▸ **How to complete this task**: Take from the material every line that contains the word "data".
◇ ◇ ◇ ◇ ◇ ◇ ◇
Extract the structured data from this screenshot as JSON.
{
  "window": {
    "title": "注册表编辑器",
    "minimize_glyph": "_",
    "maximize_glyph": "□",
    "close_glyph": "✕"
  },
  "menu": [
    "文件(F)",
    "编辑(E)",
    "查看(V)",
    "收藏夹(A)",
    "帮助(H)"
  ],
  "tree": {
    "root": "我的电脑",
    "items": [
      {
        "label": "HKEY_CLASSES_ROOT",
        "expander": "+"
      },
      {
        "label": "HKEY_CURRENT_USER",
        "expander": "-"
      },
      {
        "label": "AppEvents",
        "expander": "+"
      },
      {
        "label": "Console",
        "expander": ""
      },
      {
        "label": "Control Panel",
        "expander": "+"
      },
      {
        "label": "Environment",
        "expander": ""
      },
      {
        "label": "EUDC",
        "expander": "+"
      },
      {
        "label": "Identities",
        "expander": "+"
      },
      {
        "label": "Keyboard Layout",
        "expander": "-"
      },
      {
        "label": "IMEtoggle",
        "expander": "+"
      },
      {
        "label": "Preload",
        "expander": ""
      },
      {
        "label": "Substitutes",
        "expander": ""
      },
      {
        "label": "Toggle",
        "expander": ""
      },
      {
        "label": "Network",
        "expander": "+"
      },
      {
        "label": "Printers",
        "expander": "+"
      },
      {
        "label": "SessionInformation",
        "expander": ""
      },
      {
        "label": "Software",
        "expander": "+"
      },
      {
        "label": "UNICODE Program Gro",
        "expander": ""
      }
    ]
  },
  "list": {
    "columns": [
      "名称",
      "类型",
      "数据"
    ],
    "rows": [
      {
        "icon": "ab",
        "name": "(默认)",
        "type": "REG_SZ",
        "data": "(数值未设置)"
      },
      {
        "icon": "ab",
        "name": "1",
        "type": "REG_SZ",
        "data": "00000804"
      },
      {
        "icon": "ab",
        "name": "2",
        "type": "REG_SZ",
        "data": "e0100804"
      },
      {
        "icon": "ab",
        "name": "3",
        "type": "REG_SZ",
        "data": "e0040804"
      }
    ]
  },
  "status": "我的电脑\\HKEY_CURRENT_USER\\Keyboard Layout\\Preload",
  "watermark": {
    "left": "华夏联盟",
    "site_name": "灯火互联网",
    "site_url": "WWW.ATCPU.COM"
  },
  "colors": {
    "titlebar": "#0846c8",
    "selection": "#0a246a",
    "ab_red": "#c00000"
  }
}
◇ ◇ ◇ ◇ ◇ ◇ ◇
▸ **Task output**:
Extract the structured data from this screenshot as JSON.
        "data": "(数值未设置)"
        "data": "00000804"
        "data": "e0100804"
        "data": "e0040804"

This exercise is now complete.